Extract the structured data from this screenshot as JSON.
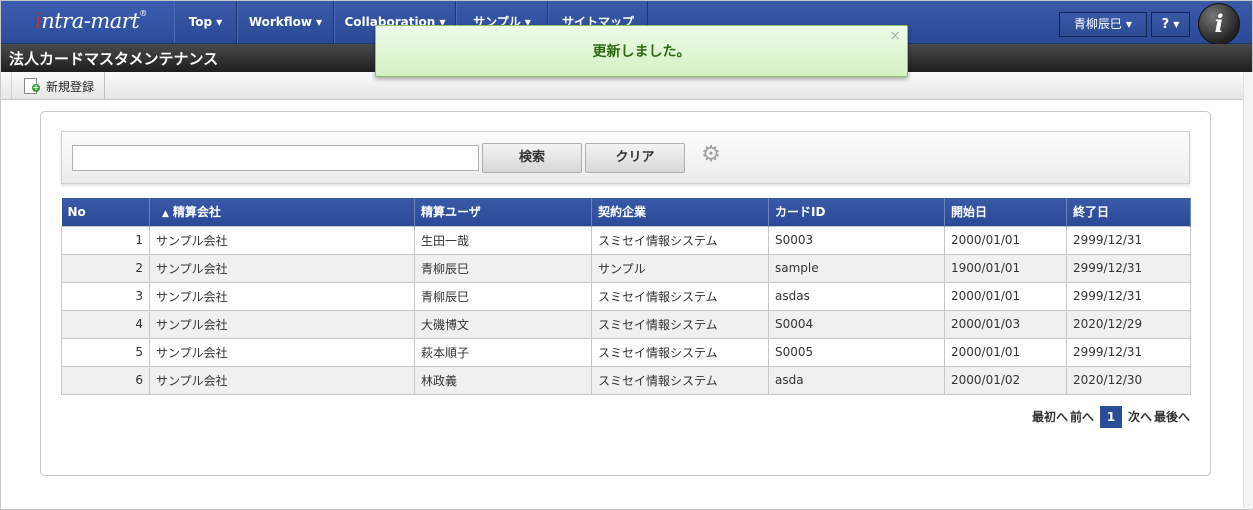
{
  "header": {
    "logo_text_i": "i",
    "logo_text_rest": "ntra-mart",
    "logo_reg": "®",
    "nav": [
      {
        "label": "Top"
      },
      {
        "label": "Workflow"
      },
      {
        "label": "Collaboration"
      },
      {
        "label": "サンプル"
      },
      {
        "label": "サイトマップ"
      }
    ],
    "user_label": "青柳辰巳",
    "help_label": "?",
    "im_logo": "i"
  },
  "page": {
    "title": "法人カードマスタメンテナンス"
  },
  "toolbar": {
    "new_label": "新規登録"
  },
  "toast": {
    "message": "更新しました。",
    "close": "×"
  },
  "search": {
    "value": "",
    "placeholder": "",
    "search_label": "検索",
    "clear_label": "クリア"
  },
  "table": {
    "sort_indicator": "▲",
    "headers": [
      "No",
      "精算会社",
      "精算ユーザ",
      "契約企業",
      "カードID",
      "開始日",
      "終了日"
    ],
    "rows": [
      {
        "no": "1",
        "company": "サンプル会社",
        "user": "生田一哉",
        "contractor": "スミセイ情報システム",
        "card_id": "S0003",
        "start": "2000/01/01",
        "end": "2999/12/31"
      },
      {
        "no": "2",
        "company": "サンプル会社",
        "user": "青柳辰巳",
        "contractor": "サンプル",
        "card_id": "sample",
        "start": "1900/01/01",
        "end": "2999/12/31"
      },
      {
        "no": "3",
        "company": "サンプル会社",
        "user": "青柳辰巳",
        "contractor": "スミセイ情報システム",
        "card_id": "asdas",
        "start": "2000/01/01",
        "end": "2999/12/31"
      },
      {
        "no": "4",
        "company": "サンプル会社",
        "user": "大磯博文",
        "contractor": "スミセイ情報システム",
        "card_id": "S0004",
        "start": "2000/01/03",
        "end": "2020/12/29"
      },
      {
        "no": "5",
        "company": "サンプル会社",
        "user": "萩本順子",
        "contractor": "スミセイ情報システム",
        "card_id": "S0005",
        "start": "2000/01/01",
        "end": "2999/12/31"
      },
      {
        "no": "6",
        "company": "サンプル会社",
        "user": "林政義",
        "contractor": "スミセイ情報システム",
        "card_id": "asda",
        "start": "2000/01/02",
        "end": "2020/12/30"
      }
    ]
  },
  "pager": {
    "first": "最初へ",
    "prev": "前へ",
    "current": "1",
    "next": "次へ",
    "last": "最後へ"
  },
  "colors": {
    "nav_blue": "#2c4c9a",
    "title_bar": "#2a2a2a",
    "toast_green": "#d3f1c3",
    "toast_text": "#2c6a12"
  }
}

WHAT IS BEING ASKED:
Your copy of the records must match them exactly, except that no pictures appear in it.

WRITTEN ANSWER:
Extract the structured data from this screenshot as JSON.
{
  "header": {
    "logo_text_i": "i",
    "logo_text_rest": "ntra-mart",
    "logo_reg": "®",
    "nav": [
      {
        "label": "Top"
      },
      {
        "label": "Workflow"
      },
      {
        "label": "Collaboration"
      },
      {
        "label": "サンプル"
      },
      {
        "label": "サイトマップ"
      }
    ],
    "user_label": "青柳辰巳",
    "help_label": "?",
    "im_logo": "i"
  },
  "page": {
    "title": "法人カードマスタメンテナンス"
  },
  "toolbar": {
    "new_label": "新規登録"
  },
  "toast": {
    "message": "更新しました。",
    "close": "×"
  },
  "search": {
    "value": "",
    "placeholder": "",
    "search_label": "検索",
    "clear_label": "クリア"
  },
  "table": {
    "sort_indicator": "▲",
    "headers": [
      "No",
      "精算会社",
      "精算ユーザ",
      "契約企業",
      "カードID",
      "開始日",
      "終了日"
    ],
    "rows": [
      {
        "no": "1",
        "company": "サンプル会社",
        "user": "生田一哉",
        "contractor": "スミセイ情報システム",
        "card_id": "S0003",
        "start": "2000/01/01",
        "end": "2999/12/31"
      },
      {
        "no": "2",
        "company": "サンプル会社",
        "user": "青柳辰巳",
        "contractor": "サンプル",
        "card_id": "sample",
        "start": "1900/01/01",
        "end": "2999/12/31"
      },
      {
        "no": "3",
        "company": "サンプル会社",
        "user": "青柳辰巳",
        "contractor": "スミセイ情報システム",
        "card_id": "asdas",
        "start": "2000/01/01",
        "end": "2999/12/31"
      },
      {
        "no": "4",
        "company": "サンプル会社",
        "user": "大磯博文",
        "contractor": "スミセイ情報システム",
        "card_id": "S0004",
        "start": "2000/01/03",
        "end": "2020/12/29"
      },
      {
        "no": "5",
        "company": "サンプル会社",
        "user": "萩本順子",
        "contractor": "スミセイ情報システム",
        "card_id": "S0005",
        "start": "2000/01/01",
        "end": "2999/12/31"
      },
      {
        "no": "6",
        "company": "サンプル会社",
        "user": "林政義",
        "contractor": "スミセイ情報システム",
        "card_id": "asda",
        "start": "2000/01/02",
        "end": "2020/12/30"
      }
    ]
  },
  "pager": {
    "first": "最初へ",
    "prev": "前へ",
    "current": "1",
    "next": "次へ",
    "last": "最後へ"
  },
  "colors": {
    "nav_blue": "#2c4c9a",
    "title_bar": "#2a2a2a",
    "toast_green": "#d3f1c3",
    "toast_text": "#2c6a12"
  }
}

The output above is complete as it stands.